As one group of tech stocks after another get hit by concerns about slowing growth and/or trade tensions, enterprise software firms have been seen as immune to such risks -- and priced accordingly.
Recent October quarter earnings reports from major enterprise software firms did little to disrupt that narrative. While one can question the valuation premiums that some of these companies have been granted relative to tech peers, it's hard to dispute how well corporate software spending is holding up at a time when worries about issues such as tariffs, cyclical downturns, soft smartphone demand and social media usage pressures weigh on the shares of other tech names.
Virtualization software giant VMware (VMW - Get Report) topped October quarter estimates on the back of 14% annual revenue growth and 17% license revenue growth, and issued January quarter sales guidance that was slightly above consensus (EPS guidance was in-line). More importantly, VMware forecast revenue would rise 12% in fiscal 2020 (ends in Jan. 2020), easily better than a consensus of 8%.
Salesforce.com (CRM - Get Report) , the world's biggest CRM software firm, beat estimates while reporting 26% revenue growth, 28% billings growth and 34% backlog growth. January quarter EPS guidance was a little light due to Salesforce's aggressive spending, but revenue guidance was above consensus and implies 25% growth. The company also issued an initial fiscal 2020 (ends in Jan. 2020) revenue outlook that was above estimates and implies 20% to 21% growth.
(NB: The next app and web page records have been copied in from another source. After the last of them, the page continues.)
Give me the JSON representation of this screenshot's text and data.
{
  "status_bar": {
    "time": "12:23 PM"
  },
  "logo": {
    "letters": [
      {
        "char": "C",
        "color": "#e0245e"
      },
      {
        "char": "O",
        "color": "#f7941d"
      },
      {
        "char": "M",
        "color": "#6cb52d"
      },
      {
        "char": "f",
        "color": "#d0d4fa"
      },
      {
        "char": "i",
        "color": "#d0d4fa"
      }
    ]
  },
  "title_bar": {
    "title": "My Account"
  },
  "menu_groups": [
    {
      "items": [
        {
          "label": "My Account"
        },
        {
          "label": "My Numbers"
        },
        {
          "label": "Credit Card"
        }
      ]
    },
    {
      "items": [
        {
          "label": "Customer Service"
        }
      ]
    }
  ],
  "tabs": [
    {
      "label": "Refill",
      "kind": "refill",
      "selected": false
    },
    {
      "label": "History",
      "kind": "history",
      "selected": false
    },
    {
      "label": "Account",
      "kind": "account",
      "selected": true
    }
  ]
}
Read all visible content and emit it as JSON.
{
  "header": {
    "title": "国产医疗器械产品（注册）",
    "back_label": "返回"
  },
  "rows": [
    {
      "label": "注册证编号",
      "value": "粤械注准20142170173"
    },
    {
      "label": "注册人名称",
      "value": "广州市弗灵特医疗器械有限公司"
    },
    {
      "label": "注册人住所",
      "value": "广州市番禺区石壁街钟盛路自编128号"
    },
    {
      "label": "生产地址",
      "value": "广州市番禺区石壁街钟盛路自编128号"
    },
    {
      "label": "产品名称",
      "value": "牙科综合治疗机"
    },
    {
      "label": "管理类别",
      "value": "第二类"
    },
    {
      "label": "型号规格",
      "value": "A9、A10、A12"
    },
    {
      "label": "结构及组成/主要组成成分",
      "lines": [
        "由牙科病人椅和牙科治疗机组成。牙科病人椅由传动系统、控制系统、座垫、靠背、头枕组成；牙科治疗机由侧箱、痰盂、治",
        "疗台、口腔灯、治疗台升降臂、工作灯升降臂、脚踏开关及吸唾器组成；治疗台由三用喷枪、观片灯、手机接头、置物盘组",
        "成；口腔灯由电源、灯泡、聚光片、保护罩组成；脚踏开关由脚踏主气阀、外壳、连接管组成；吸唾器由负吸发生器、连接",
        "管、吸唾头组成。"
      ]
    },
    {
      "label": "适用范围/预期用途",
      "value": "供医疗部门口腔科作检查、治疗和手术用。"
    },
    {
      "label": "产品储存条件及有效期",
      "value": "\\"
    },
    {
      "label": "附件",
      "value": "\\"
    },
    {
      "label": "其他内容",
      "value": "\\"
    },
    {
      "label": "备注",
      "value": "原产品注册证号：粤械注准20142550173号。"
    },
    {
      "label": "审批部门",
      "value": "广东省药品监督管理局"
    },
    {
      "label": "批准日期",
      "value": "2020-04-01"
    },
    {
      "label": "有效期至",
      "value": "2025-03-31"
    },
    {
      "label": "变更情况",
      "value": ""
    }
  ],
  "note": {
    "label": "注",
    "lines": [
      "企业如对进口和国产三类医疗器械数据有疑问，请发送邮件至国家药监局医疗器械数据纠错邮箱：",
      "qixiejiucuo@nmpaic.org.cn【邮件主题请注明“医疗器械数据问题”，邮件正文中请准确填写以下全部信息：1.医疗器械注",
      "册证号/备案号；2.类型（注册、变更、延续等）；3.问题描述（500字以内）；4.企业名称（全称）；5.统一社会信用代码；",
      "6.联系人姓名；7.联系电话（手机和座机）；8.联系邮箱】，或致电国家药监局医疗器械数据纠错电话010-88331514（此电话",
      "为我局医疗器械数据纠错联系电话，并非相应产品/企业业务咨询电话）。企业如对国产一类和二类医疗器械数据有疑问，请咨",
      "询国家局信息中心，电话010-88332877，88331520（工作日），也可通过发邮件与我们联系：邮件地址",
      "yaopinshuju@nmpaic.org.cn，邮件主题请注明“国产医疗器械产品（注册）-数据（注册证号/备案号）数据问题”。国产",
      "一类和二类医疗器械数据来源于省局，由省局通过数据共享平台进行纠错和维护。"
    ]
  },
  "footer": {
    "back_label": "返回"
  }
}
Workday (WDAY - Get Report) , a major provider of cloud human capital management (HCM) and financial management software, beat estimates while reporting 34% revenue growth and 48% billings growth (M&A helped, but so did strong organic growth). It also guided for January quarter revenue to rise 33% (above consensus), and set an initial forecast for subscription revenue to rise 26% to 30% in fiscal 2020 (ends in Jan. 2020).
Splunk (SPLK - Get Report) , a top provider of software used to analyze and derive insights from the machine data thrown off by a company's hardware and software, soundly beat estimates while reporting 40% revenue growth and a 49% increase in software license and cloud subscription revenue. Splunk also delivered an above-consensus January quarter outlook and hiked its fiscal 2020 (ends in Jan. 2020) revenue guidance by $150 million (it now implies 24% growth).
Veeva Systems (VEEV - Get Report) , a major provider of cloud CRM and content management apps for life sciences firms, beat estimates on the back of 27% revenue growth and 23% billings growth. January quarter guidance was above consensus, and Veeva expects billings will be up about 31% annually.
The reports follow solid September quarter numbers from peers such as Microsoft (MSFT - Get Report) and SAP (SAP - Get Report) . They also come at a time when enterprise software spending -- aided by cloud/SaaS app adoption and the large investments CIOs are choosing to make in fields such as security, analytics and CRM software -- continues growing faster than IT spending at-large. In October, research firm Gartner forecast global enterprise software spend will rise 9.9% in 2018 and 8.3% in 2019. That compares with expected growth rates of 4.5% and 3.2%, respectively for IT spending overall.
Unlike, say, chip stocks or Chinese Internet stocks, a lot of good news has definitely been priced into the shares of many enterprise software names. But on the flip side, most of the news involving the space still remains pretty good.